shared memory load address and gcl
Greetings! GCL, like many lisp systems, manages memory via appending
pages to its .data section with sbrk as needed. GCL performs at
configuration time various checks to determine how many pages can be
thus added before running into some other obstacle, usually the shared
memory load address base. On x86 linux, this is at 0x40000000. In
addition, gcl attempts to craft a linker script to lower its .text
section down to 0 to make more room if needed.
My understanding is that these addresses are not configurable by the
user. I would so love to be shown that this is incorrect. In any
case, assuming this is the case, on debian bsd amd64, the porter box
(asdfasdf, with broken gdb by the way), loads ld.so at a very low load
address of ~ 0x1000000, but then other libs at the higher
0x800000000. Small test programs have sbrk start beneath the former,
while larger programs have sbrk start in the gap between the
addresses. There is more than enough space in the latter area, but
not the former, for gcl. The buildd apparently starts at 0x20000000
even for small programs. On this machine, the linker script lowering
of the .text address to 0 works, on asdfasdf it aborts, presumably
because of the low ld.so address.
1) Are any of these addresses configurable by the user?
2) Why are they different on these machines? Are they standards of
the kernel, or intended to be so?
3) Do I need to plan to work around possible gaps in this area, as is
the case presently with asdfasdf? This is the only machine I've ever
used with such a gap.

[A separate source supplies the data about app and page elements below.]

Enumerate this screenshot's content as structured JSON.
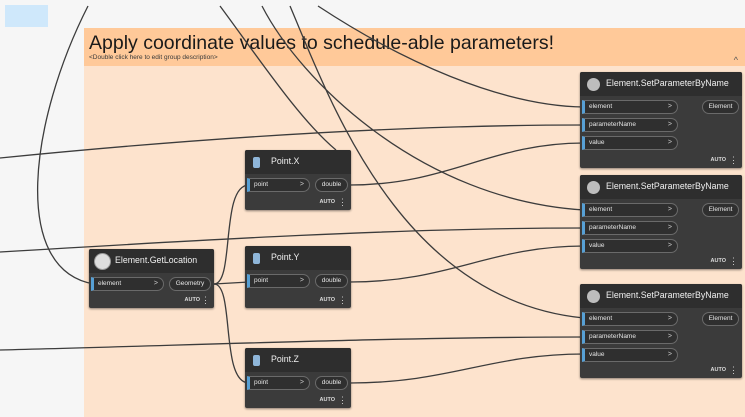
{
  "group": {
    "title": "Apply coordinate values to schedule-able parameters!",
    "description": "<Double click here to edit group description>",
    "collapse_glyph": "^",
    "header_color": "#ffc999",
    "body_color": "#fde3cd"
  },
  "nodes": {
    "get_location": {
      "title": "Element.GetLocation",
      "icon": "location-icon",
      "inputs": [
        "element"
      ],
      "output": "Geometry",
      "lacing": "AUTO"
    },
    "point_x": {
      "title": "Point.X",
      "icon": "property-icon",
      "input": "point",
      "output": "double",
      "lacing": "AUTO"
    },
    "point_y": {
      "title": "Point.Y",
      "icon": "property-icon",
      "input": "point",
      "output": "double",
      "lacing": "AUTO"
    },
    "point_z": {
      "title": "Point.Z",
      "icon": "property-icon",
      "input": "point",
      "output": "double",
      "lacing": "AUTO"
    },
    "set_param_1": {
      "title": "Element.SetParameterByName",
      "icon": "method-icon",
      "inputs": [
        "element",
        "parameterName",
        "value"
      ],
      "output": "Element",
      "lacing": "AUTO"
    },
    "set_param_2": {
      "title": "Element.SetParameterByName",
      "icon": "method-icon",
      "inputs": [
        "element",
        "parameterName",
        "value"
      ],
      "output": "Element",
      "lacing": "AUTO"
    },
    "set_param_3": {
      "title": "Element.SetParameterByName",
      "icon": "method-icon",
      "inputs": [
        "element",
        "parameterName",
        "value"
      ],
      "output": "Element",
      "lacing": "AUTO"
    }
  },
  "port_arrow": ">",
  "menu_glyph": "⋮",
  "wire_color": "#3c3c3c",
  "port_accent": "#57a0d5"
}
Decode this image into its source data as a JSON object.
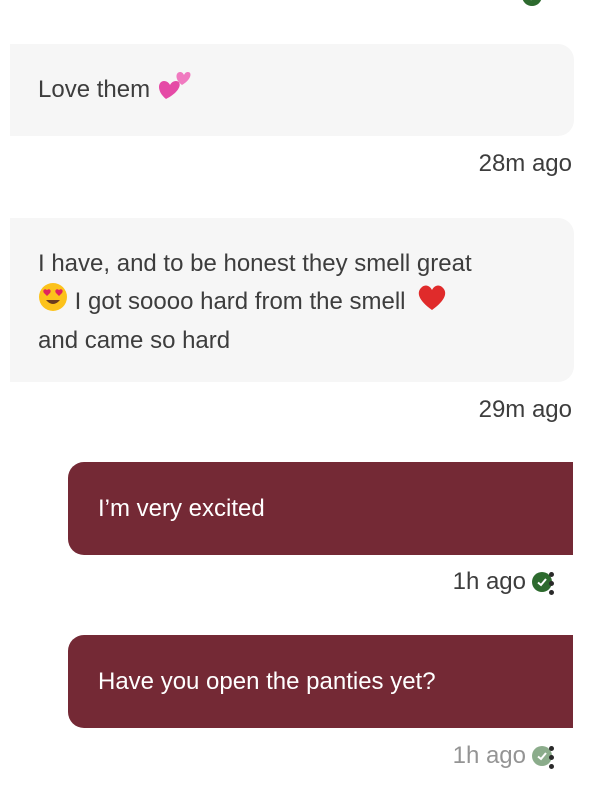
{
  "messages": [
    {
      "direction": "incoming",
      "text": "Love them",
      "emoji": "two-hearts",
      "time": "28m ago"
    },
    {
      "direction": "incoming",
      "line1": "I have, and to be honest they smell great",
      "line2": "I got soooo hard from the smell",
      "line3": "and came so hard",
      "time": "29m ago"
    },
    {
      "direction": "outgoing",
      "text": "I’m very excited",
      "time": "1h ago"
    },
    {
      "direction": "outgoing",
      "text": "Have you open the panties yet?",
      "time": "1h ago"
    }
  ],
  "colors": {
    "outgoing_bubble": "#742935",
    "incoming_bubble": "#f6f6f6",
    "read_check": "#2d6a2e"
  }
}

Thanks so much!
Camm Maguire firstname.lastname@example.org
"The earth is but one country, and mankind its citizens." -- Baha'u'llah